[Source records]
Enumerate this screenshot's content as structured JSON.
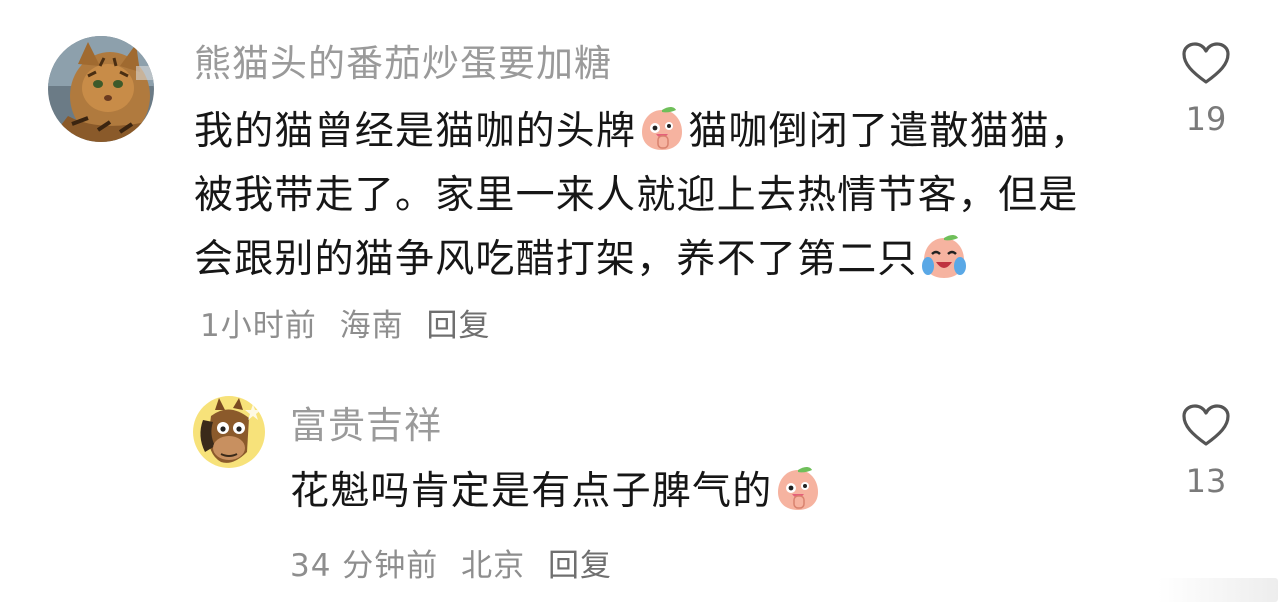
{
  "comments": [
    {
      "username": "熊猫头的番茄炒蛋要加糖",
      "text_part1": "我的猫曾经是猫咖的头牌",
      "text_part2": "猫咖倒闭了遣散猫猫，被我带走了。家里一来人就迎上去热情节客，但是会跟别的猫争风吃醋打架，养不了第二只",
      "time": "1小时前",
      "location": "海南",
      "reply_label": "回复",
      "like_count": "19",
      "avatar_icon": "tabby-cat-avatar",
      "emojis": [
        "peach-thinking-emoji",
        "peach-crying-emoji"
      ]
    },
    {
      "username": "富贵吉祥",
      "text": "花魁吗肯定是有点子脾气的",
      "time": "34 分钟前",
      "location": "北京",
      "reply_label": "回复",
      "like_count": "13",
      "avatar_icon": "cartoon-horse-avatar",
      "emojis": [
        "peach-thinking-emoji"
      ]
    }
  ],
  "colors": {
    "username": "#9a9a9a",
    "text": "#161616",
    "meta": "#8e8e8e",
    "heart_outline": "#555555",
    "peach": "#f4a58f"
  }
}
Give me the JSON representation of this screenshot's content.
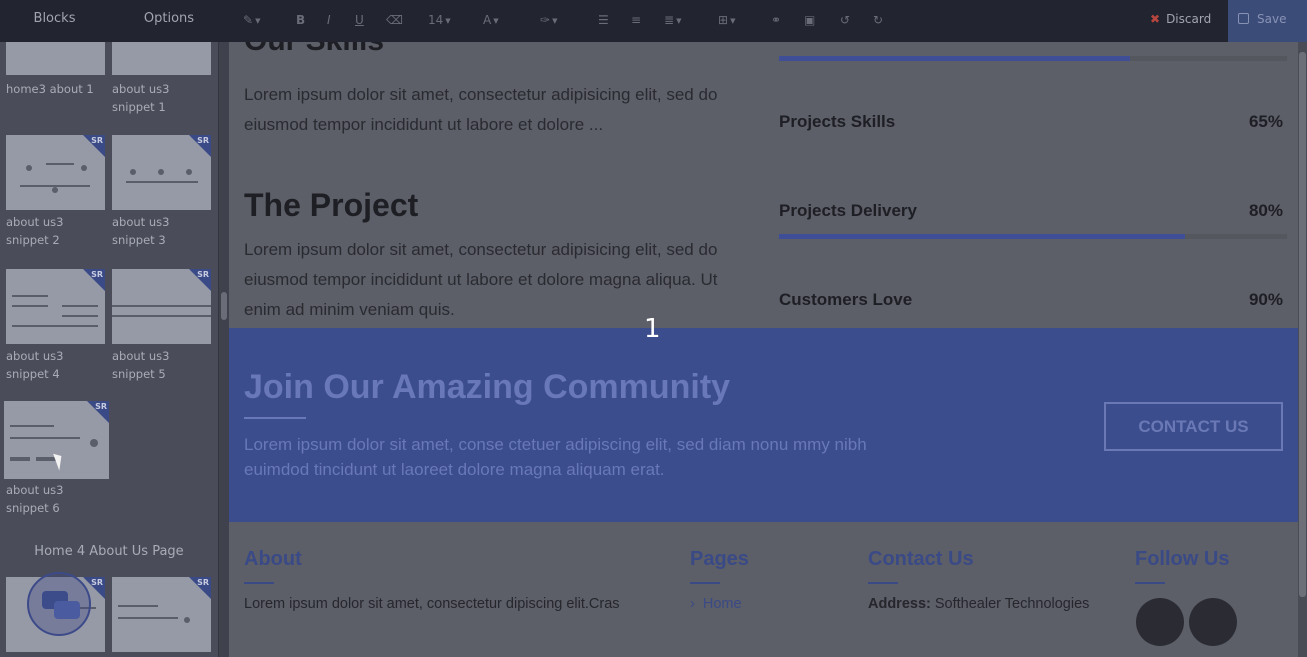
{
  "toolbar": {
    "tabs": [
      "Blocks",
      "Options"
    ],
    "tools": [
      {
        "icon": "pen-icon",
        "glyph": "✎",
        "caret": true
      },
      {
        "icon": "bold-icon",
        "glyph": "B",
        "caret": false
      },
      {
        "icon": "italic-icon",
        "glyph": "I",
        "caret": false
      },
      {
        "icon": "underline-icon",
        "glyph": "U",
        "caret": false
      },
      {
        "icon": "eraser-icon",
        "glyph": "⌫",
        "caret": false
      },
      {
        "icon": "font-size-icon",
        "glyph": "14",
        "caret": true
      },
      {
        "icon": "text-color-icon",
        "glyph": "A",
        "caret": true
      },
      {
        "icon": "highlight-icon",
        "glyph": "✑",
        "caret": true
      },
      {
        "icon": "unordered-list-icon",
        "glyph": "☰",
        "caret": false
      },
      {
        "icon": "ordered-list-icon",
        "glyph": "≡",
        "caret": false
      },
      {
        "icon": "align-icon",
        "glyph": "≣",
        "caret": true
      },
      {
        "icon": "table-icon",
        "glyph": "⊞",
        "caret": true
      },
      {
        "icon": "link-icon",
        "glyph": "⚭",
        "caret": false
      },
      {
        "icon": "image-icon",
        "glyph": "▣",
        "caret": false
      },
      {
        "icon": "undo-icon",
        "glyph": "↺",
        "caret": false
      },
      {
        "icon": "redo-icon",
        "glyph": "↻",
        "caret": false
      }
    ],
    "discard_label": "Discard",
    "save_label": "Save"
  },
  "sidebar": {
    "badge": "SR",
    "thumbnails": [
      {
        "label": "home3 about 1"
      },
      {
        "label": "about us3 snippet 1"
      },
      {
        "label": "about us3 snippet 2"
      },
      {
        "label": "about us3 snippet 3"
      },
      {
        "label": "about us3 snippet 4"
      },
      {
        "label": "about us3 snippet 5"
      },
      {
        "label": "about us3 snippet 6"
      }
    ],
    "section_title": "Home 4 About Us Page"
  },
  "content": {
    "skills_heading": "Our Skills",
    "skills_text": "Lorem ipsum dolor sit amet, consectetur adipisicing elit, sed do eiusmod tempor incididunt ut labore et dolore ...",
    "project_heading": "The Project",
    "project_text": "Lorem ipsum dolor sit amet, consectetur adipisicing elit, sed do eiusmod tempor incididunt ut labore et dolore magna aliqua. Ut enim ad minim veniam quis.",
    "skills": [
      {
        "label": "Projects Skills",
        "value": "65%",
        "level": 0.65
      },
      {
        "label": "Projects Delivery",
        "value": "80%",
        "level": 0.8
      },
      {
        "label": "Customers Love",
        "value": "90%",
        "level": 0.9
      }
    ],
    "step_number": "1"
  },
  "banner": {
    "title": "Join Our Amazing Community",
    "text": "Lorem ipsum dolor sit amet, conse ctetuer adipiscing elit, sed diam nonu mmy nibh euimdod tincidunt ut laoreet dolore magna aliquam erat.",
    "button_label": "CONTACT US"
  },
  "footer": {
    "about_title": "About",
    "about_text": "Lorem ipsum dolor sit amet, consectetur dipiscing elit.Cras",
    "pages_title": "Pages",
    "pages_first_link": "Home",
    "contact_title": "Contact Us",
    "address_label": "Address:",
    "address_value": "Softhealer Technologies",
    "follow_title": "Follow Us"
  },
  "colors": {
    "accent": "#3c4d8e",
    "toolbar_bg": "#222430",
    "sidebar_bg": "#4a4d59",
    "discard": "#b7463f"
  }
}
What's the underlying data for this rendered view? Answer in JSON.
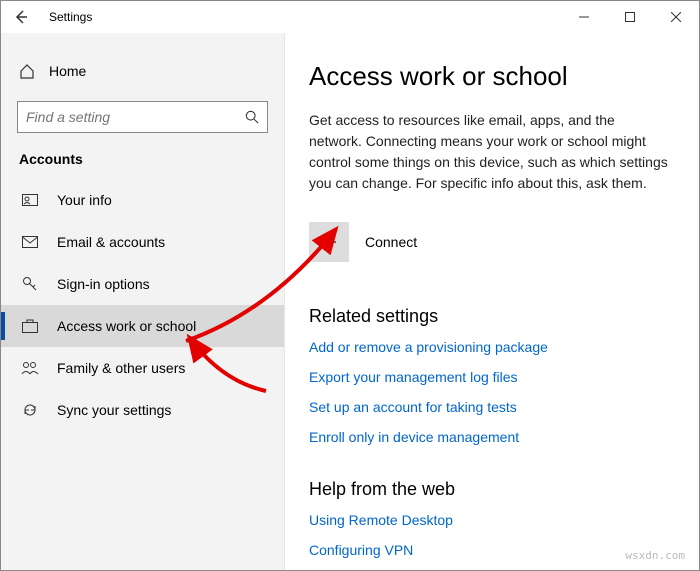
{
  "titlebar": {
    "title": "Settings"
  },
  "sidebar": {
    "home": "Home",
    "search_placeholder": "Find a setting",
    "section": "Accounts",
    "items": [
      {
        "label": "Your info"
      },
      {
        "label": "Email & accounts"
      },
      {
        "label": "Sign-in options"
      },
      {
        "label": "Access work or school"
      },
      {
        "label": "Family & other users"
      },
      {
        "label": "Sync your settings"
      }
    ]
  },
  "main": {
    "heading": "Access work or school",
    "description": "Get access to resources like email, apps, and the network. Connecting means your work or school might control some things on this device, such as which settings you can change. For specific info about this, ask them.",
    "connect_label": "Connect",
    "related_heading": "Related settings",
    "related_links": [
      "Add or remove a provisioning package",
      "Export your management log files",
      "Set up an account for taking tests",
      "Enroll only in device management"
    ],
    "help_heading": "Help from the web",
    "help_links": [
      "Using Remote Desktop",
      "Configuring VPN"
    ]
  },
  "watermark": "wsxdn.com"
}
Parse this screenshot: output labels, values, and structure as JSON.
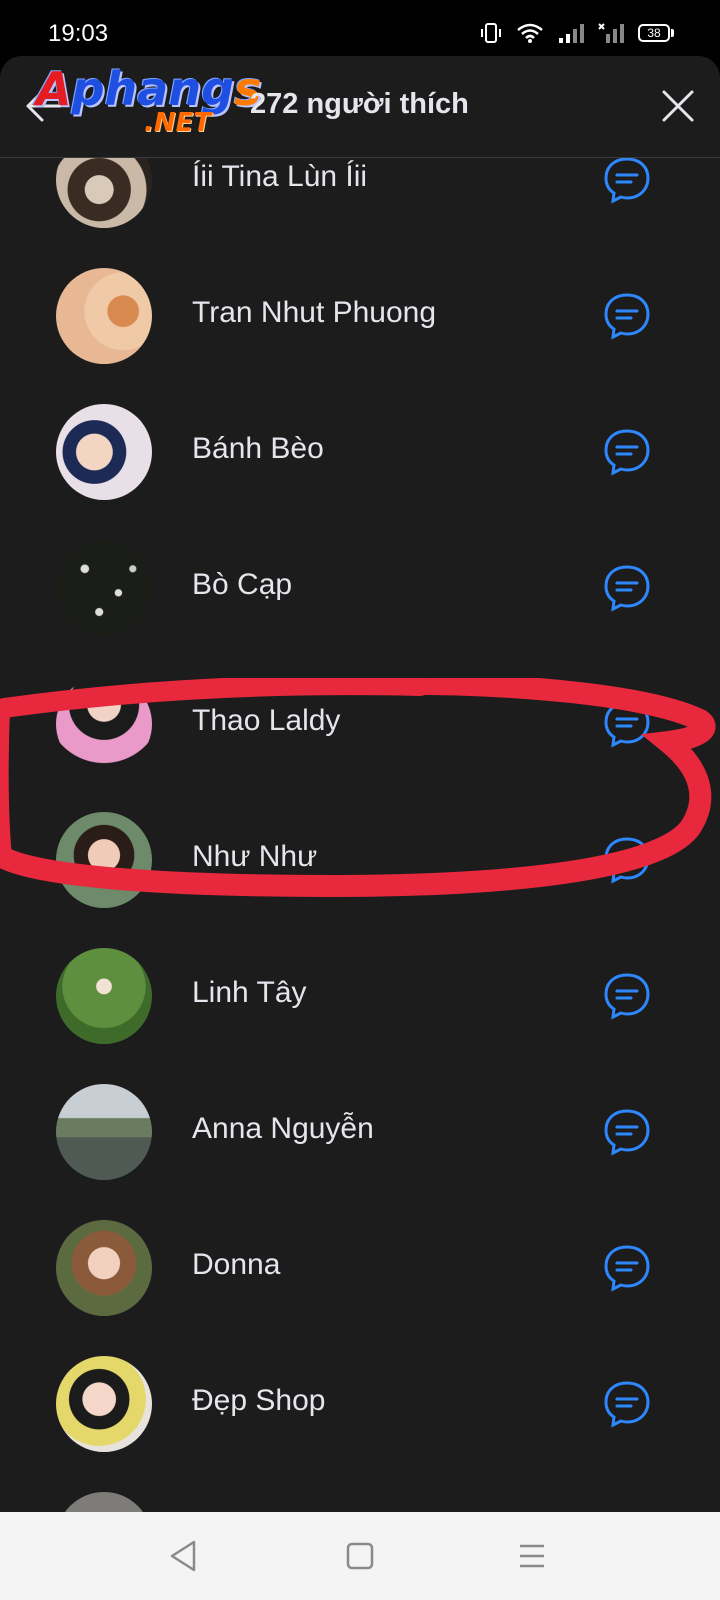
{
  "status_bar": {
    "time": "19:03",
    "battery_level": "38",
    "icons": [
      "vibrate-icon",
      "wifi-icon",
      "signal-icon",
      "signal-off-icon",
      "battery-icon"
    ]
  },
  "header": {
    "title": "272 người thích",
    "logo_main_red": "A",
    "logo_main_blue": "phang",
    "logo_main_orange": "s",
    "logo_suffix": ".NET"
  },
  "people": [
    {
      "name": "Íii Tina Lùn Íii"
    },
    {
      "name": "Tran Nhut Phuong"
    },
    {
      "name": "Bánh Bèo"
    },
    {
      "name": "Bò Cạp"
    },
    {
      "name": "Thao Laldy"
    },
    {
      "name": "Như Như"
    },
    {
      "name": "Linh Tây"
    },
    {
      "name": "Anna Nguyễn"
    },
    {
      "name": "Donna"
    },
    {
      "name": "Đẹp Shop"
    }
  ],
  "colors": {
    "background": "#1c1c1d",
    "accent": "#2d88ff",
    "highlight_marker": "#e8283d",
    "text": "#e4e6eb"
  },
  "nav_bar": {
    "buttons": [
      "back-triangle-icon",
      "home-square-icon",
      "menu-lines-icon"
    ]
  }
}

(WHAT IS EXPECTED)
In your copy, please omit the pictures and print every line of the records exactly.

(TASK RESPONSE)
Enumerate this screenshot's content as structured JSON.
{
  "comments": [
    {
      "username": "熊猫头的番茄炒蛋要加糖",
      "text_part1": "我的猫曾经是猫咖的头牌",
      "text_part2": "猫咖倒闭了遣散猫猫，被我带走了。家里一来人就迎上去热情节客，但是会跟别的猫争风吃醋打架，养不了第二只",
      "time": "1小时前",
      "location": "海南",
      "reply_label": "回复",
      "like_count": "19",
      "avatar_icon": "tabby-cat-avatar",
      "emojis": [
        "peach-thinking-emoji",
        "peach-crying-emoji"
      ]
    },
    {
      "username": "富贵吉祥",
      "text": "花魁吗肯定是有点子脾气的",
      "time": "34 分钟前",
      "location": "北京",
      "reply_label": "回复",
      "like_count": "13",
      "avatar_icon": "cartoon-horse-avatar",
      "emojis": [
        "peach-thinking-emoji"
      ]
    }
  ],
  "colors": {
    "username": "#9a9a9a",
    "text": "#161616",
    "meta": "#8e8e8e",
    "heart_outline": "#555555",
    "peach": "#f4a58f"
  }
}
Give me the JSON representation of this screenshot's content.
{
  "toolbar": {
    "tabs": [
      "Blocks",
      "Options"
    ],
    "tools": [
      {
        "icon": "pen-icon",
        "glyph": "✎",
        "caret": true
      },
      {
        "icon": "bold-icon",
        "glyph": "B",
        "caret": false
      },
      {
        "icon": "italic-icon",
        "glyph": "I",
        "caret": false
      },
      {
        "icon": "underline-icon",
        "glyph": "U",
        "caret": false
      },
      {
        "icon": "eraser-icon",
        "glyph": "⌫",
        "caret": false
      },
      {
        "icon": "font-size-icon",
        "glyph": "14",
        "caret": true
      },
      {
        "icon": "text-color-icon",
        "glyph": "A",
        "caret": true
      },
      {
        "icon": "highlight-icon",
        "glyph": "✑",
        "caret": true
      },
      {
        "icon": "unordered-list-icon",
        "glyph": "☰",
        "caret": false
      },
      {
        "icon": "ordered-list-icon",
        "glyph": "≡",
        "caret": false
      },
      {
        "icon": "align-icon",
        "glyph": "≣",
        "caret": true
      },
      {
        "icon": "table-icon",
        "glyph": "⊞",
        "caret": true
      },
      {
        "icon": "link-icon",
        "glyph": "⚭",
        "caret": false
      },
      {
        "icon": "image-icon",
        "glyph": "▣",
        "caret": false
      },
      {
        "icon": "undo-icon",
        "glyph": "↺",
        "caret": false
      },
      {
        "icon": "redo-icon",
        "glyph": "↻",
        "caret": false
      }
    ],
    "discard_label": "Discard",
    "save_label": "Save"
  },
  "sidebar": {
    "badge": "SR",
    "thumbnails": [
      {
        "label": "home3 about 1"
      },
      {
        "label": "about us3 snippet 1"
      },
      {
        "label": "about us3 snippet 2"
      },
      {
        "label": "about us3 snippet 3"
      },
      {
        "label": "about us3 snippet 4"
      },
      {
        "label": "about us3 snippet 5"
      },
      {
        "label": "about us3 snippet 6"
      }
    ],
    "section_title": "Home 4 About Us Page"
  },
  "content": {
    "skills_heading": "Our Skills",
    "skills_text": "Lorem ipsum dolor sit amet, consectetur adipisicing elit, sed do eiusmod tempor incididunt ut labore et dolore ...",
    "project_heading": "The Project",
    "project_text": "Lorem ipsum dolor sit amet, consectetur adipisicing elit, sed do eiusmod tempor incididunt ut labore et dolore magna aliqua. Ut enim ad minim veniam quis.",
    "skills": [
      {
        "label": "Projects Skills",
        "value": "65%",
        "level": 0.65
      },
      {
        "label": "Projects Delivery",
        "value": "80%",
        "level": 0.8
      },
      {
        "label": "Customers Love",
        "value": "90%",
        "level": 0.9
      }
    ],
    "step_number": "1"
  },
  "banner": {
    "title": "Join Our Amazing Community",
    "text": "Lorem ipsum dolor sit amet, conse ctetuer adipiscing elit, sed diam nonu mmy nibh euimdod tincidunt ut laoreet dolore magna aliquam erat.",
    "button_label": "CONTACT US"
  },
  "footer": {
    "about_title": "About",
    "about_text": "Lorem ipsum dolor sit amet, consectetur dipiscing elit.Cras",
    "pages_title": "Pages",
    "pages_first_link": "Home",
    "contact_title": "Contact Us",
    "address_label": "Address:",
    "address_value": "Softhealer Technologies",
    "follow_title": "Follow Us"
  },
  "colors": {
    "accent": "#3c4d8e",
    "toolbar_bg": "#222430",
    "sidebar_bg": "#4a4d59",
    "discard": "#b7463f"
  }
}
What's the underlying data for this rendered view? Answer in JSON.
{
  "titlebar": {
    "title": "Settings"
  },
  "sidebar": {
    "home": "Home",
    "search_placeholder": "Find a setting",
    "section": "Accounts",
    "items": [
      {
        "label": "Your info"
      },
      {
        "label": "Email & accounts"
      },
      {
        "label": "Sign-in options"
      },
      {
        "label": "Access work or school"
      },
      {
        "label": "Family & other users"
      },
      {
        "label": "Sync your settings"
      }
    ]
  },
  "main": {
    "heading": "Access work or school",
    "description": "Get access to resources like email, apps, and the network. Connecting means your work or school might control some things on this device, such as which settings you can change. For specific info about this, ask them.",
    "connect_label": "Connect",
    "related_heading": "Related settings",
    "related_links": [
      "Add or remove a provisioning package",
      "Export your management log files",
      "Set up an account for taking tests",
      "Enroll only in device management"
    ],
    "help_heading": "Help from the web",
    "help_links": [
      "Using Remote Desktop",
      "Configuring VPN"
    ]
  },
  "watermark": "wsxdn.com"
}
Parse this screenshot: output labels, values, and structure as JSON.
{
  "status_bar": {
    "time": "19:03",
    "battery_level": "38",
    "icons": [
      "vibrate-icon",
      "wifi-icon",
      "signal-icon",
      "signal-off-icon",
      "battery-icon"
    ]
  },
  "header": {
    "title": "272 người thích",
    "logo_main_red": "A",
    "logo_main_blue": "phang",
    "logo_main_orange": "s",
    "logo_suffix": ".NET"
  },
  "people": [
    {
      "name": "Íii Tina Lùn Íii"
    },
    {
      "name": "Tran Nhut Phuong"
    },
    {
      "name": "Bánh Bèo"
    },
    {
      "name": "Bò Cạp"
    },
    {
      "name": "Thao Laldy"
    },
    {
      "name": "Như Như"
    },
    {
      "name": "Linh Tây"
    },
    {
      "name": "Anna Nguyễn"
    },
    {
      "name": "Donna"
    },
    {
      "name": "Đẹp Shop"
    }
  ],
  "colors": {
    "background": "#1c1c1d",
    "accent": "#2d88ff",
    "highlight_marker": "#e8283d",
    "text": "#e4e6eb"
  },
  "nav_bar": {
    "buttons": [
      "back-triangle-icon",
      "home-square-icon",
      "menu-lines-icon"
    ]
  }
}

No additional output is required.